## Exercise brief
Print out every entry that follows, exactly as written.

## Provided records

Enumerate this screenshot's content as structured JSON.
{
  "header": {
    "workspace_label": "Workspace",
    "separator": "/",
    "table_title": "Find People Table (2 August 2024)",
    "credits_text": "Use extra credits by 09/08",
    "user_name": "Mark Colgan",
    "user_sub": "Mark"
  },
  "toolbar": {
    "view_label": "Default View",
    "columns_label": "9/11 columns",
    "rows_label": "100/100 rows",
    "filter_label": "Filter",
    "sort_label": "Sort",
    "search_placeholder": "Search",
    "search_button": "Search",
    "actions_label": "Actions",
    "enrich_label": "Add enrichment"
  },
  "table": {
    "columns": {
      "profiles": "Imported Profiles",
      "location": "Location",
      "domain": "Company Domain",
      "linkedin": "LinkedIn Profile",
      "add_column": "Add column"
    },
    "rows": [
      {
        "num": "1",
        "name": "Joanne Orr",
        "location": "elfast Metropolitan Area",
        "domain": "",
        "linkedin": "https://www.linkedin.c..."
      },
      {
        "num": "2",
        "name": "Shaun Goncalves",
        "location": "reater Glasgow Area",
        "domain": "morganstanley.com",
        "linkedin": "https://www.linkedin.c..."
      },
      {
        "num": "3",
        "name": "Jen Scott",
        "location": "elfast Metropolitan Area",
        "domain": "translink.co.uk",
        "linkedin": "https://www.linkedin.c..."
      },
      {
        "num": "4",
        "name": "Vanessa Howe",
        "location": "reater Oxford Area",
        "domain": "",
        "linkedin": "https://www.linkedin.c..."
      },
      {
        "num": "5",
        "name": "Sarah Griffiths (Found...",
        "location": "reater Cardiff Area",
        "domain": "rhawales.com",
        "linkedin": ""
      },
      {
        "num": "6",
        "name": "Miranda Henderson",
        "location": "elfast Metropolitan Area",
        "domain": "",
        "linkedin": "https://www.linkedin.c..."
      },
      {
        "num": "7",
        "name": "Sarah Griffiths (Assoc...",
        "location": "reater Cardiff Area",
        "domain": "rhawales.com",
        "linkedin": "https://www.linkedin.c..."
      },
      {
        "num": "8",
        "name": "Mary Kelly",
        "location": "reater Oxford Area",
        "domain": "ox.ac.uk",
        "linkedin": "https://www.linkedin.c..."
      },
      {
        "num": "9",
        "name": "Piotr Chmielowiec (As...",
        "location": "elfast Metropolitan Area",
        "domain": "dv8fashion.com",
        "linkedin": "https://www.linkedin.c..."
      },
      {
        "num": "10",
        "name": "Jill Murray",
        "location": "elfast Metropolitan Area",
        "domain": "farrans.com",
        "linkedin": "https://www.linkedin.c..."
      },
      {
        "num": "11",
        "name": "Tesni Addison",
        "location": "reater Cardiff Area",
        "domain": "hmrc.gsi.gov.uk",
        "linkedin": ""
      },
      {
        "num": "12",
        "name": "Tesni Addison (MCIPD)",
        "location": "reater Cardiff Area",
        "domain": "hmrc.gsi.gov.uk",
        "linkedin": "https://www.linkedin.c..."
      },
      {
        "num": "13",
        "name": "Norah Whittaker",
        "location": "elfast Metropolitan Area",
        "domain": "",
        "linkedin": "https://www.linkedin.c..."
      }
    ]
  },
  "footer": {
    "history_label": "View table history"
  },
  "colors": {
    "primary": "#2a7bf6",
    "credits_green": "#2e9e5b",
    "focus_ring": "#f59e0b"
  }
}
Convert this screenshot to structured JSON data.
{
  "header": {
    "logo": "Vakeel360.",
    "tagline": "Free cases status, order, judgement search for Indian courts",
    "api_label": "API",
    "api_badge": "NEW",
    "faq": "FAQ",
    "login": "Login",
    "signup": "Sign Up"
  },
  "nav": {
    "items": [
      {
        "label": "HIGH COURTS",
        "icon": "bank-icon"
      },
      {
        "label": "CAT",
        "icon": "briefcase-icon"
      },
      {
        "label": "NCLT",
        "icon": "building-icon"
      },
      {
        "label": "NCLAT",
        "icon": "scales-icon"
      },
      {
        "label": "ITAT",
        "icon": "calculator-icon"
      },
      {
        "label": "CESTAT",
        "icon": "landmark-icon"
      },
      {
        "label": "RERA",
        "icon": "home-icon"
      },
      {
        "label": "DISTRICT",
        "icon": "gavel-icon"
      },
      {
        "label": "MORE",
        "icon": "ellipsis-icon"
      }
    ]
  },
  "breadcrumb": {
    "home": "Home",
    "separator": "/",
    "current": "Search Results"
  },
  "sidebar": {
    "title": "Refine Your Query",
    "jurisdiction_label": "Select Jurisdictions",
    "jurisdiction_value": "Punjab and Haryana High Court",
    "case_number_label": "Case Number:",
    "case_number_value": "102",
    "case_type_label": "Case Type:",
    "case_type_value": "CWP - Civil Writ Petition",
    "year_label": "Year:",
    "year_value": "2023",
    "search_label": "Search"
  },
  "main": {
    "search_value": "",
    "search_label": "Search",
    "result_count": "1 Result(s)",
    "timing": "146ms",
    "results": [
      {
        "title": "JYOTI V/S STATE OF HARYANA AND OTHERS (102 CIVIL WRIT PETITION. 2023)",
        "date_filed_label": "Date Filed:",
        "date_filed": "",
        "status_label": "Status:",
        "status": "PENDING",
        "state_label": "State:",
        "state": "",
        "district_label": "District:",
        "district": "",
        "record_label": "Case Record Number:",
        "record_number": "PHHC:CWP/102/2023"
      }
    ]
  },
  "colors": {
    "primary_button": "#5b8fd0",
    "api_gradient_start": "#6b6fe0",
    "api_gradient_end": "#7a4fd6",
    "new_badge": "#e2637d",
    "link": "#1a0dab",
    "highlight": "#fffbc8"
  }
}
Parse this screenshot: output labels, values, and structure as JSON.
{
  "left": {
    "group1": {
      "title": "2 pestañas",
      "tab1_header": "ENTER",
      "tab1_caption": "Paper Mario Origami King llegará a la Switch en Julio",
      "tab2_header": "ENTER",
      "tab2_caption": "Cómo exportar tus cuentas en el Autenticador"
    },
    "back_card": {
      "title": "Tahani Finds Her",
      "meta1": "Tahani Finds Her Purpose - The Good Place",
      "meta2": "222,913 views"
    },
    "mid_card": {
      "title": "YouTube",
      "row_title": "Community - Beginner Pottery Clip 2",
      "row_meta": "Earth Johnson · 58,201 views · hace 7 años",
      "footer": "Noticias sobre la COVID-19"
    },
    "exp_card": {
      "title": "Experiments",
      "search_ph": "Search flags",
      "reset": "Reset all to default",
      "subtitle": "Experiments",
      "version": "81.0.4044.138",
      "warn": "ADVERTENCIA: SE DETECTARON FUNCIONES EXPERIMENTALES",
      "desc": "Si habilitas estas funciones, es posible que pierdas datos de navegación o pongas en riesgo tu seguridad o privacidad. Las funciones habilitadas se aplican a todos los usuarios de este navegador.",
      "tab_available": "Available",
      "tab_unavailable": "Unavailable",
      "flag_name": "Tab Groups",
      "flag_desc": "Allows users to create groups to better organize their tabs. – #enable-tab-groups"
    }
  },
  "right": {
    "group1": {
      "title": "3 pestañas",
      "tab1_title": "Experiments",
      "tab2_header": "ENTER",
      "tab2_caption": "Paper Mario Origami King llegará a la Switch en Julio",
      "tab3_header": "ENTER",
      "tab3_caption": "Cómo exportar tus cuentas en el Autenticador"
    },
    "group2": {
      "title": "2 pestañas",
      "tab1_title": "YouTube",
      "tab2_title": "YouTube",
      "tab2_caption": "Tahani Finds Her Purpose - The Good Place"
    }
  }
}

## Answer to the exercise
Enumerate this screenshot's content as structured JSON.
{
  "header": {
    "workspace_label": "Workspace",
    "separator": "/",
    "table_title": "Find People Table (2 August 2024)",
    "credits_text": "Use extra credits by 09/08",
    "user_name": "Mark Colgan",
    "user_sub": "Mark"
  },
  "toolbar": {
    "view_label": "Default View",
    "columns_label": "9/11 columns",
    "rows_label": "100/100 rows",
    "filter_label": "Filter",
    "sort_label": "Sort",
    "search_placeholder": "Search",
    "search_button": "Search",
    "actions_label": "Actions",
    "enrich_label": "Add enrichment"
  },
  "table": {
    "columns": {
      "profiles": "Imported Profiles",
      "location": "Location",
      "domain": "Company Domain",
      "linkedin": "LinkedIn Profile",
      "add_column": "Add column"
    },
    "rows": [
      {
        "num": "1",
        "name": "Joanne Orr",
        "location": "elfast Metropolitan Area",
        "domain": "",
        "linkedin": "https://www.linkedin.c..."
      },
      {
        "num": "2",
        "name": "Shaun Goncalves",
        "location": "reater Glasgow Area",
        "domain": "morganstanley.com",
        "linkedin": "https://www.linkedin.c..."
      },
      {
        "num": "3",
        "name": "Jen Scott",
        "location": "elfast Metropolitan Area",
        "domain": "translink.co.uk",
        "linkedin": "https://www.linkedin.c..."
      },
      {
        "num": "4",
        "name": "Vanessa Howe",
        "location": "reater Oxford Area",
        "domain": "",
        "linkedin": "https://www.linkedin.c..."
      },
      {
        "num": "5",
        "name": "Sarah Griffiths (Found...",
        "location": "reater Cardiff Area",
        "domain": "rhawales.com",
        "linkedin": ""
      },
      {
        "num": "6",
        "name": "Miranda Henderson",
        "location": "elfast Metropolitan Area",
        "domain": "",
        "linkedin": "https://www.linkedin.c..."
      },
      {
        "num": "7",
        "name": "Sarah Griffiths (Assoc...",
        "location": "reater Cardiff Area",
        "domain": "rhawales.com",
        "linkedin": "https://www.linkedin.c..."
      },
      {
        "num": "8",
        "name": "Mary Kelly",
        "location": "reater Oxford Area",
        "domain": "ox.ac.uk",
        "linkedin": "https://www.linkedin.c..."
      },
      {
        "num": "9",
        "name": "Piotr Chmielowiec (As...",
        "location": "elfast Metropolitan Area",
        "domain": "dv8fashion.com",
        "linkedin": "https://www.linkedin.c..."
      },
      {
        "num": "10",
        "name": "Jill Murray",
        "location": "elfast Metropolitan Area",
        "domain": "farrans.com",
        "linkedin": "https://www.linkedin.c..."
      },
      {
        "num": "11",
        "name": "Tesni Addison",
        "location": "reater Cardiff Area",
        "domain": "hmrc.gsi.gov.uk",
        "linkedin": ""
      },
      {
        "num": "12",
        "name": "Tesni Addison (MCIPD)",
        "location": "reater Cardiff Area",
        "domain": "hmrc.gsi.gov.uk",
        "linkedin": "https://www.linkedin.c..."
      },
      {
        "num": "13",
        "name": "Norah Whittaker",
        "location": "elfast Metropolitan Area",
        "domain": "",
        "linkedin": "https://www.linkedin.c..."
      }
    ]
  },
  "footer": {
    "history_label": "View table history"
  },
  "colors": {
    "primary": "#2a7bf6",
    "credits_green": "#2e9e5b",
    "focus_ring": "#f59e0b"
  }
}
Convert this screenshot to structured JSON data.
{
  "header": {
    "logo": "Vakeel360.",
    "tagline": "Free cases status, order, judgement search for Indian courts",
    "api_label": "API",
    "api_badge": "NEW",
    "faq": "FAQ",
    "login": "Login",
    "signup": "Sign Up"
  },
  "nav": {
    "items": [
      {
        "label": "HIGH COURTS",
        "icon": "bank-icon"
      },
      {
        "label": "CAT",
        "icon": "briefcase-icon"
      },
      {
        "label": "NCLT",
        "icon": "building-icon"
      },
      {
        "label": "NCLAT",
        "icon": "scales-icon"
      },
      {
        "label": "ITAT",
        "icon": "calculator-icon"
      },
      {
        "label": "CESTAT",
        "icon": "landmark-icon"
      },
      {
        "label": "RERA",
        "icon": "home-icon"
      },
      {
        "label": "DISTRICT",
        "icon": "gavel-icon"
      },
      {
        "label": "MORE",
        "icon": "ellipsis-icon"
      }
    ]
  },
  "breadcrumb": {
    "home": "Home",
    "separator": "/",
    "current": "Search Results"
  },
  "sidebar": {
    "title": "Refine Your Query",
    "jurisdiction_label": "Select Jurisdictions",
    "jurisdiction_value": "Punjab and Haryana High Court",
    "case_number_label": "Case Number:",
    "case_number_value": "102",
    "case_type_label": "Case Type:",
    "case_type_value": "CWP - Civil Writ Petition",
    "year_label": "Year:",
    "year_value": "2023",
    "search_label": "Search"
  },
  "main": {
    "search_value": "",
    "search_label": "Search",
    "result_count": "1 Result(s)",
    "timing": "146ms",
    "results": [
      {
        "title": "JYOTI V/S STATE OF HARYANA AND OTHERS (102 CIVIL WRIT PETITION. 2023)",
        "date_filed_label": "Date Filed:",
        "date_filed": "",
        "status_label": "Status:",
        "status": "PENDING",
        "state_label": "State:",
        "state": "",
        "district_label": "District:",
        "district": "",
        "record_label": "Case Record Number:",
        "record_number": "PHHC:CWP/102/2023"
      }
    ]
  },
  "colors": {
    "primary_button": "#5b8fd0",
    "api_gradient_start": "#6b6fe0",
    "api_gradient_end": "#7a4fd6",
    "new_badge": "#e2637d",
    "link": "#1a0dab",
    "highlight": "#fffbc8"
  }
}
Parse this screenshot: output labels, values, and structure as JSON.
{
  "left": {
    "group1": {
      "title": "2 pestañas",
      "tab1_header": "ENTER",
      "tab1_caption": "Paper Mario Origami King llegará a la Switch en Julio",
      "tab2_header": "ENTER",
      "tab2_caption": "Cómo exportar tus cuentas en el Autenticador"
    },
    "back_card": {
      "title": "Tahani Finds Her",
      "meta1": "Tahani Finds Her Purpose - The Good Place",
      "meta2": "222,913 views"
    },
    "mid_card": {
      "title": "YouTube",
      "row_title": "Community - Beginner Pottery Clip 2",
      "row_meta": "Earth Johnson · 58,201 views · hace 7 años",
      "footer": "Noticias sobre la COVID-19"
    },
    "exp_card": {
      "title": "Experiments",
      "search_ph": "Search flags",
      "reset": "Reset all to default",
      "subtitle": "Experiments",
      "version": "81.0.4044.138",
      "warn": "ADVERTENCIA: SE DETECTARON FUNCIONES EXPERIMENTALES",
      "desc": "Si habilitas estas funciones, es posible que pierdas datos de navegación o pongas en riesgo tu seguridad o privacidad. Las funciones habilitadas se aplican a todos los usuarios de este navegador.",
      "tab_available": "Available",
      "tab_unavailable": "Unavailable",
      "flag_name": "Tab Groups",
      "flag_desc": "Allows users to create groups to better organize their tabs. – #enable-tab-groups"
    }
  },
  "right": {
    "group1": {
      "title": "3 pestañas",
      "tab1_title": "Experiments",
      "tab2_header": "ENTER",
      "tab2_caption": "Paper Mario Origami King llegará a la Switch en Julio",
      "tab3_header": "ENTER",
      "tab3_caption": "Cómo exportar tus cuentas en el Autenticador"
    },
    "group2": {
      "title": "2 pestañas",
      "tab1_title": "YouTube",
      "tab2_title": "YouTube",
      "tab2_caption": "Tahani Finds Her Purpose - The Good Place"
    }
  }
}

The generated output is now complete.